There is an anxiety and restlessness that accompanies doubting, and James likens it to the way the foam capped waves of the ocean are driven and tossed by gale force winds.
Driven. The idea of being forcefully directed by something outside yourself; here James uses the wind because we’re all familiar with its effects. It can tear leaves from trees and be a very destructive force. Our own circumstances can feel like that sometimes and as emotional creatures, it is easy to be entirely led by those feelings.
Tossed. This word speaks of being thrown around, varying between up and down, unstable, chaotic. Kind of sounds like the way anxiety and uncertainty can make you feel.
It’s funny how sometimes as believers we can know the truth of what God’s word says, we can know that we need to rest in Him and in nothing else, yet we wander all over (metaphorically and perhaps literally as well) seeking rest or seeking wisdom from everywhere and everything except God. This is a reminder to us of the consequences of such wandering to us on spiritual and emotional levels.
The Consequences of Doubt
7 For that man ought not to expect that he will receive anything from the Lord, 8 being a double-minded man, unstable in all his ways.
Not only do we suffer the effects of doubt in our spirits and minds, but when we do not look to the Lord in trust, then we cannot expect Him to answer. Unbelief is not rewarded. And the mere rote action of asking is not what brings God’s hand in your life. Again we are given a twofold encouragement:
- Ask confident that God will answer and delights in conforming you to the likeness of His Son.
- Ask confident of who God is, in both His immensity and power as well as His immanence and love.
A man who asks in one light, but doubts in another is shifting, unreliable, and not standing on the foundation and sufficiency that is found in Christ. He instead is self-reliant and trusts his own ability to guide himself.

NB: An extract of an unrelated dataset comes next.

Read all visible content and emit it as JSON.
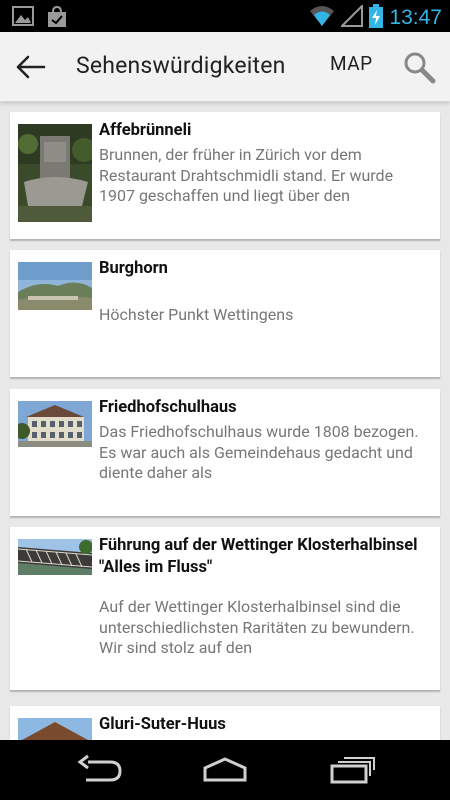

Aren’t we too frequently guilty of this? We proclaim our trust in Christ, yet we scheme in our thoughts as to how we will get through a difficult situation. Yes, God gave us minds to reason things out and there’s much value in thinking a problem through and coming up with possible solutions. But all our plans and ideas must be subjected and submitted to God. As we do submit to the Lord and trust Him, we will find that the wisdom and outcome He brings is far better than anything we could have come up with ourselves.